# Task statement
Determine how many lines below include the string "this". Reply with the number only.

---------- Input material ----------

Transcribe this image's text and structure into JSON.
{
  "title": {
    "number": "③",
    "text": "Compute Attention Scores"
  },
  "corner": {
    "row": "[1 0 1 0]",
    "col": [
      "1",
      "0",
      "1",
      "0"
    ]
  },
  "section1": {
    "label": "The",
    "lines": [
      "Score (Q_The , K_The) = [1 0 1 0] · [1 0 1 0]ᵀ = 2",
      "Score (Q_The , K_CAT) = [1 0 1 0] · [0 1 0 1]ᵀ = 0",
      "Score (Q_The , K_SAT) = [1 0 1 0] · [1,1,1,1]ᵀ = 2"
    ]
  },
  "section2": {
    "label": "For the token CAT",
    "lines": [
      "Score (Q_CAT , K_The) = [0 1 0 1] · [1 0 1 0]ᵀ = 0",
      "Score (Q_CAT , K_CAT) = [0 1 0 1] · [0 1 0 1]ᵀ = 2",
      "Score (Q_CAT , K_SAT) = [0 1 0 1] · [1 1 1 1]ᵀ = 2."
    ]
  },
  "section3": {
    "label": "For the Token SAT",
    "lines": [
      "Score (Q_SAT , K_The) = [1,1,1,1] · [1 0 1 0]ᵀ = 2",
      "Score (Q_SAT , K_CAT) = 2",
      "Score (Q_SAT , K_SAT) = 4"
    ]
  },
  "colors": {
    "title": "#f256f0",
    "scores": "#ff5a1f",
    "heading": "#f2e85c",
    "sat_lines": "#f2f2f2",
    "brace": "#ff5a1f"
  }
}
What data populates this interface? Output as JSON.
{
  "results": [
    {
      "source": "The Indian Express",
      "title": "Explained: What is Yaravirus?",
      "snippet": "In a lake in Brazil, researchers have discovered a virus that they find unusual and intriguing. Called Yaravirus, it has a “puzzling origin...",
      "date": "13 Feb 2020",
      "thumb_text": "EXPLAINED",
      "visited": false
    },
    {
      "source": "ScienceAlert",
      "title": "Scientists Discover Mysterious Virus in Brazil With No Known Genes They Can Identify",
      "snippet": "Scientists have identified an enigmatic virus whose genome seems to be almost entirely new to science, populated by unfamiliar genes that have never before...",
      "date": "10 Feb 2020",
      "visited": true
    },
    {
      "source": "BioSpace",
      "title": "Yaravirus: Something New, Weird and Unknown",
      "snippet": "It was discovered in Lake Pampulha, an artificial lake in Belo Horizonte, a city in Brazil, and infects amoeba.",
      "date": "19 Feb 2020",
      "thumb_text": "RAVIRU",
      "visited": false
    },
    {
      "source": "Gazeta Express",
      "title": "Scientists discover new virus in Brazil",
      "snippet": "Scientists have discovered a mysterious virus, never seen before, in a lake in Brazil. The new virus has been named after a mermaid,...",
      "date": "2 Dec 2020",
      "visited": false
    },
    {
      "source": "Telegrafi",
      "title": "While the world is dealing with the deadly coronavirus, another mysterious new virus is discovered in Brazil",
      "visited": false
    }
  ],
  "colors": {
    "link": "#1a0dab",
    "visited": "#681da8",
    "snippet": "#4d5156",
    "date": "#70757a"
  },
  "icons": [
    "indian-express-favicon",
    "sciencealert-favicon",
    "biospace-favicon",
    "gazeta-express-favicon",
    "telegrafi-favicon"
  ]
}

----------

# Exercise output
2